The German authorities have arrested three suspects and have “seized over €550 000 in cash, alongside cryptocurrencies Bitcoin and Monero in 6-digit amounts, several vehicles and other evidence, such as computers and data storage.” 

“These two investigations show the importance of law enforcement cooperation at an international level and demonstrate that illegal activity on the dark web is not as anonymous as criminals may think,” said Europol’s Executive Director, Catherine De Bolle.

“Europol has established a dedicated Dark Web Team to work together with EU partners and law enforcement across the globe to reduce the size of this underground illegal economy.”


On dark web vendors could sell almost anything, from drugs to malware. You can also find out forged documents and cryptocurrencies. 

Facebook cannot guarantee interference-free EU elections: Zuckerberg

Facebook Inc is much better than it was in 2016 at tackling election interference but cannot guarantee the site will not be used to undermine European Parliament elections in May, Chief Executive Officer Mark Zuckerberg said on Tuesday.

Chastened since suspected Russian operatives used Facebook and other social media to influence an election that surprisingly brought Donald Trump to power in the United States, Facebook has said it has ploughed resources and staff into safeguarding the May 26 EU vote.

Zuckerberg said there had been a lot of important elections since 2016 that have been relatively clean and demonstrated the defenses it has built up to protect their integrity.

“We’ve certainly made a lot of progress ... But no, I don’t think anyone can guarantee in a world where you have nation states that are trying to interfere in elections, there’s no single thing we can do and say okay we’ve now solved the issue,” Zuckerberg told Irish national broadcaster RTE in an interview.

“This is an ongoing arms race where we’re constantly building up our defenses and these sophisticated governments are also evolving their tactics.”

U.S. intelligence agencies concluded that Russia ran a disinformation and hacking operation to undermine the American democratic process and help Republican Trump’s 2016 campaign. Moscow denies interfering in the election.

Under pressure from EU regulators to do more to guard against foreign meddling in the bloc’s upcoming legislative election, Facebook toughened its rules on political advertising in Europe last week.

It also announced plans to ramp up efforts to fight misinformation ahead of the vote and will partner with German news agency DPA to boost its fact checking. 

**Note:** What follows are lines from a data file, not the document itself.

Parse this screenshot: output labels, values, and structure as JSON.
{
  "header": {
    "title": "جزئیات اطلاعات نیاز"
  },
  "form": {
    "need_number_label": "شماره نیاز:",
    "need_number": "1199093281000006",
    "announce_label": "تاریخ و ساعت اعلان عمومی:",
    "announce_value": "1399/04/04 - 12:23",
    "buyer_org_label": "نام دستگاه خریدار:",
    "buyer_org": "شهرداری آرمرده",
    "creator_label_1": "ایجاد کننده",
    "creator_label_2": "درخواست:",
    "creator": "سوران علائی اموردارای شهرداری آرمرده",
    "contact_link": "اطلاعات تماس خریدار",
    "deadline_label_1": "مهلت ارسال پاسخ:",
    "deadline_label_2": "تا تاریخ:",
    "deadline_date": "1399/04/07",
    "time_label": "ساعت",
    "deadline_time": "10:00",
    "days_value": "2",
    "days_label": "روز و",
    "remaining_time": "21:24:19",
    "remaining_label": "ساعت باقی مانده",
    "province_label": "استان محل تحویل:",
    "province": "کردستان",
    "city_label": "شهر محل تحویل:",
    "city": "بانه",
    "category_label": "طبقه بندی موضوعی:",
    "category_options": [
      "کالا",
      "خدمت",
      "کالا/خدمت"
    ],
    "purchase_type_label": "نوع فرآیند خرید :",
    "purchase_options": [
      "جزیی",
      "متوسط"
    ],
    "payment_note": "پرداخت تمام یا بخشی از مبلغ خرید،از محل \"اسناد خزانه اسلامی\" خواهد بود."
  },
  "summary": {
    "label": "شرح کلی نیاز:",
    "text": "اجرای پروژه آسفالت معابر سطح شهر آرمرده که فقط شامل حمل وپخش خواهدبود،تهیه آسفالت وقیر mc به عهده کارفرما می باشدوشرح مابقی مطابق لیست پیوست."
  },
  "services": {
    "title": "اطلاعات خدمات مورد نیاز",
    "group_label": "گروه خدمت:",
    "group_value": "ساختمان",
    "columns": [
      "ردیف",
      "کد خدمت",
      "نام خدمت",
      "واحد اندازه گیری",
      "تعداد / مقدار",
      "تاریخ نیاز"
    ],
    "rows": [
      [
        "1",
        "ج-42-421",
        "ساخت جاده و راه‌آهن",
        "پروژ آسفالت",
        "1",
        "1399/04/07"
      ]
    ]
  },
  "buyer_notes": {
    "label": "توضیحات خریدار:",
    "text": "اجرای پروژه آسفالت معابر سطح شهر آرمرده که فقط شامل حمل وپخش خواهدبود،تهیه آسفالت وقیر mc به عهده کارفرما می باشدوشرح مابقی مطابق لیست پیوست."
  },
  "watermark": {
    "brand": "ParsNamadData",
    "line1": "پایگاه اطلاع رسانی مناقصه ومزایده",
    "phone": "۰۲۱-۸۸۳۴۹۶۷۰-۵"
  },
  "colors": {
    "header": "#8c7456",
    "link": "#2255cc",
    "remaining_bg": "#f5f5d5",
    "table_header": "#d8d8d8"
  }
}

Google fined by EU for blocking its rivals advertisements



Google has been imposed fine of  $1.68 billion (1.49 billion euro/£1.28billion) by European Union regulators for blocking the advertisement of rival search engine companies.

This is the third time in the last two years when the company has been fined multi-billion dollar by the EU antitrust.

The EU's commissioner, Margrethe Vestager, notified the company about their decision at a news conference in Brussels on Wednesday.

'Today's decision is about how Google abused its dominance to stop websites using brokers other than the AdSense platform,' Vestager said.

According to the probe, the Google and its parent company, Alphabet,  violated the EU antitrust rules by limiting the contract clauses with other websites which uses AdSense, the clauses prevented websites from placing ads of Google rival companies.

The company 'prevented its rivals from having a chance to innovate and to compete in the market on their merits,' Vestager said.

'Advertisers and website owners, they had less choice and likely faced higher prices that would be passed on to consumers.'

Just after the announcement of fine, the company said that they have made several changes and will make a number of other changes to address EU antitrust regulators' concerns.

'We've always agreed that healthy, thriving markets are in everyone's interest,' Kent Walker, senior vice-president of global affairs, said in a statement.

'We've already made a wide range of changes to our products to address the Commission's concerns.

'Over the next few months, we'll be making further updates to give more visibility to rivals in Europe,' he continued.